“I always knew Caleb as a fighter – even when he felt his weakest, he was strong,” she wrote. “He was incredibly loving, caring, and (as I would always call him) a total goober. I loved him so so much. And I already miss him terribly. My heart is overwhelmed with grief. But I know he isn’t in pain anymore. He doesn’t have to fight anymore. I know he rests in paradise where God has breathed new and everlasting life into him. I’ll see you again soon, Caleb. I love you.”
Caleb also drew lines in the sand because of his illness. He told his father he didn’t want kids because he didn’t so want to pass Cystic Fibrosis on to them. Also, he had no idea how long he would live.
As kids, Caleb and Kyle went through twice a day breathing treatments plus percussion to loosen up anything in their lungs. And a long list of medicines.
But Caleb didn’t have as much Cystic Fibrosis-related problems as his brother Kyle. In high school, for instance, Caleb played soccer and football.
“But then it caught up with him,” his father said.
Warren Eakin remembered how nervous his son was in the hospital, just before he passed away.
“He could tell his lungs weren’t doing so well,” he said. “He requested they put him on the respirator and sedate him – he felt that bad – and he was out after that. But that Thursday I was with him in his room and kept saying ‘Talk to me.’ They gave him Zane for anxiety but it wasn’t working. The treatments were not working.”
In a Facebook post, his mother said after discussing it with his brothers they all agreed to allow Caleb to become a tissue donor.

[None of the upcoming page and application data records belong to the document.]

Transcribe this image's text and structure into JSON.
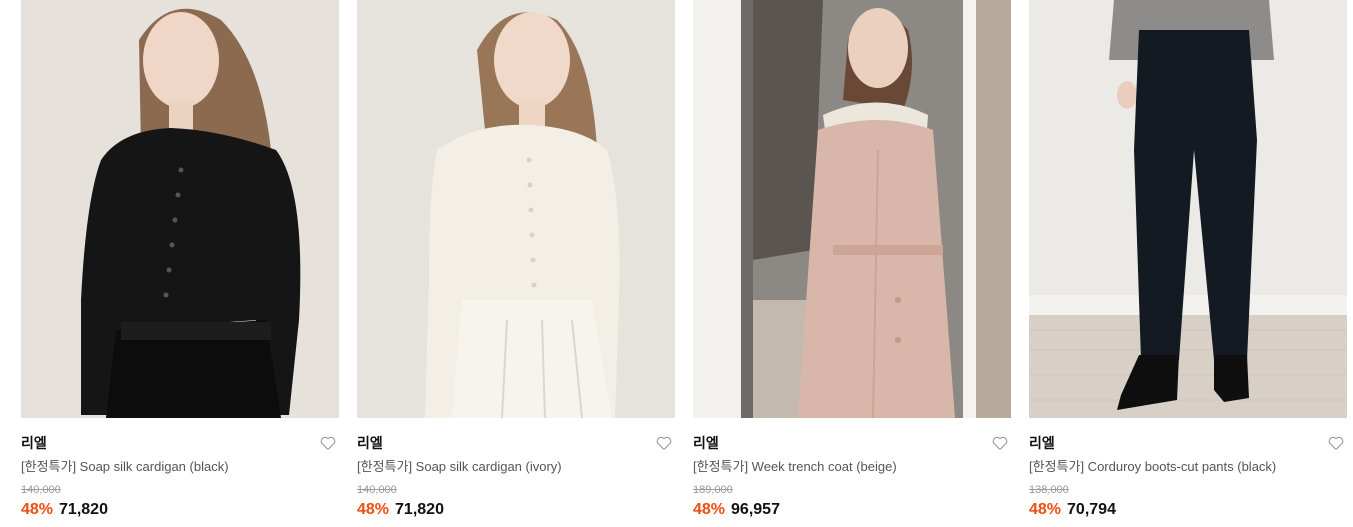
{
  "products": [
    {
      "brand": "리엘",
      "name": "[한정특가] Soap silk cardigan (black)",
      "original_price": "140,000",
      "discount": "48%",
      "price": "71,820",
      "image": "model in black cropped cardigan and black skirt"
    },
    {
      "brand": "리엘",
      "name": "[한정특가] Soap silk cardigan (ivory)",
      "original_price": "140,000",
      "discount": "48%",
      "price": "71,820",
      "image": "model in ivory cropped cardigan and white pleated skirt"
    },
    {
      "brand": "리엘",
      "name": "[한정특가] Week trench coat (beige)",
      "original_price": "189,000",
      "discount": "48%",
      "price": "96,957",
      "image": "model in beige trench coat by a window"
    },
    {
      "brand": "리엘",
      "name": "[한정특가] Corduroy boots-cut pants (black)",
      "original_price": "138,000",
      "discount": "48%",
      "price": "70,794",
      "image": "model in black corduroy boots-cut pants"
    }
  ],
  "colors": {
    "discount": "#f04e14",
    "brand_text": "#111111",
    "name_text": "#555555",
    "strike_text": "#9a9a9a"
  },
  "icons": {
    "wishlist": "heart-outline-icon"
  }
}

“Their response was ‘Of course,’ ” she wrote. “ I love this! I knew his dad would agree even without asking. I’m forever thankful to the family that donated Caleb’s lungs and so grateful that we could make that decision for Caleb to donate.”
Funeral services were October, 26, 2017, at Crestmont Baptist Church in Burleson. He was buried in Tye Cemetery.
Warren Eakin continues to discuss and publish very touching posts regarding his memories of his son.
• “When he was two, his mother took him to the grocery store. He was in the cart as she was shopping, when he loudly began to say, ‘You’re not my mommy, where’s my mommy? Where’s my mommy?’ The more she tried to shush him, the more he said it. She was so worried the police would be called. Finally, once he got bored of the game, he quit. Now how does a 2-year-old even think to come up with something like that? Rofl, that was our Caleb.”
• “On Easter Sunday when he was 4 or 5, he came out of children’s church. When asked what he learned, he said Jesus went to the grave and came back a rose. ‘You mean he arose?’ No, he insisted his teacher said Jesus came back ‘a rose.’ It took some convincing to get him to understand what ‘arose’ meant.”
• “In 2008, I was a chaperone for a Crestmont youth camp. Both Caleb Eakin and Kyle Eakin went also. One day, I was in the lunch line at the cafeteria. There were about four teenage girls from another church behind me, laughing and talking like girls that age do. Caleb comes strolling by. They immediately start talking and giggling among themselves about how cute he was. Caleb, of course, is oblivious to it all. I don’t think he ever realized how handsome he was.”